Pillet married his first cousin Julie Pillet, the daughter of Paschal Pillet and Marguerite LaCroix, on January 16, 1817 at Oka. His eldest son François d'Assise-Benjamin, also known as Antoine, was born there on September 21st of that same year. Around 1820, Pillet and family relocated to the parish of Sainte-Geneviève-de-Pierrefonds on the island of Montréal. 

Pillet appears to have been a prosperous merchant. The notary records reveal his many business dealings and transactions. The will of his mother, who died in 1826, was litigated leaving a detailed account of the impressive Pillet holdings. His son Antoine received an education at Montréal. He studied medicine and practiced this profession among the people of Oka.
1879 Map of Ste-Geneviève
The Pillet ("Pilette") property is
along the river northeast of the church
Source: BAnQ

François-Benjamin supported the Patriotes in the Québec Rebellion of 1837. Not long after, he was deposed by a court of law regarding an incident in this war. Pillet’s nephew, Rodolphe Des Rivières, was among the leaders of the rebellion and fought at the Battle of St-Charles-sur-Richelieu.

François-Benjamin Pillet, astorian, died on January 31, 1858. He was buried the following day at Ste-Geneviève. 

In the 1911 Canadian Census I find his descendants still living at this parish a century after Pillet’s Pacific adventures. They may be there still.

[See this post for more about French-Canadians in the Pacific Northwest.] 


  1. Good story! My favorite part is what happened on the sea voyage to Astoria - the marooning, the rescue at pistolpoint, and the crew exchange in Hawaii.

    1. Thanks Bert. I like those parts too. I omitted the part on the return voyage where Pillet almost drowns and many other incidents as well. I'd have to rewrite Franchère’s book to tell it all.
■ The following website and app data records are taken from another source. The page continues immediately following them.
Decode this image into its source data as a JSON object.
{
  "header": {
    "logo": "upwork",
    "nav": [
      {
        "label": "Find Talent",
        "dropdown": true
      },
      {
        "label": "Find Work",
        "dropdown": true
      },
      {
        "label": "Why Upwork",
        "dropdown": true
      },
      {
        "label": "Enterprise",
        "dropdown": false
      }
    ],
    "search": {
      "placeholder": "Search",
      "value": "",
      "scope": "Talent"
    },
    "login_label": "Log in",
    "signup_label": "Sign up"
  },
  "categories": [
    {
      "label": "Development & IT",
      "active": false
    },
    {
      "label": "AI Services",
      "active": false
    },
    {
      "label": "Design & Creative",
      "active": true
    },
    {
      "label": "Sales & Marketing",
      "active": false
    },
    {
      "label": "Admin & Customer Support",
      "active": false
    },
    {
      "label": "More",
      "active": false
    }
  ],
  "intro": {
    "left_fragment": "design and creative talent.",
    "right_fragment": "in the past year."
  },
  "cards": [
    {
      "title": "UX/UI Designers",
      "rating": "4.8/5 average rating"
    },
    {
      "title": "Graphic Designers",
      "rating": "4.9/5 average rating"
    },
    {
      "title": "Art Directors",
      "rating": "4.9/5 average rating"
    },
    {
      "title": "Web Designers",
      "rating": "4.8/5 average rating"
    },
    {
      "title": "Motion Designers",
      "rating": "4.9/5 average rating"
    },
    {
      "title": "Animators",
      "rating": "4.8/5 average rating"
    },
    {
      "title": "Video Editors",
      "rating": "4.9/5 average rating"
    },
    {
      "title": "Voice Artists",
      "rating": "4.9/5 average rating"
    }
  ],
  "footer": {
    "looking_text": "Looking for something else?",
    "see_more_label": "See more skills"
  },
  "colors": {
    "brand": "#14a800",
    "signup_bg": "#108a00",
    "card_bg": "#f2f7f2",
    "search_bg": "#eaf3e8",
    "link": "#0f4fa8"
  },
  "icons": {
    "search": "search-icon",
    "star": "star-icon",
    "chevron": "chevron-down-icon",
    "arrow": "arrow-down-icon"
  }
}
These people had unbelievable endurance. They had a quite unvaried diet for long stretches, slept little, and worked like mules. It's a wonder any of them survived and a number of them didn’t.

  2. Very nice site.
    François-Benjamin Pillet, also known as Benjamin Pillet (Pilet, Pilette) the son of Ignace Pillet and Marie-Josepthe Lamy dit Desfond, was born on


    source :

    1. Thank you for your comments. My source for the baptism of François-Benjamin Pillet is the photographed manuscript records from l'Annonciation, Oka in the Drouin collection. I only believe records or photographs of records I've seen with my own eyes. Compiled sources have many errors.

      The child born and baptized on 18 August 1790 was baptized Michel-Benjamin. Somehow I formed the view that this child died in infancy. The François Pillet in question here I believe to be the son of Ignace Pillet born and baptized on 12 August 1791. This child was baptized François d'Assise Pillet. François-Benjamin Pillet and his wife Julie later had a child baptized at Oka named François d'Assise Benjamin (22 September 1817). This leads me to believe that this child was named after his father and that the François-Benjamin who went to the Pacific Northwest was the person baptized "François d'Assise" in 1791. I need to verify again that Michel-Benjamin (b. 1790) died in infancy. You have made me double-check and that is good. Thanks again for your interest.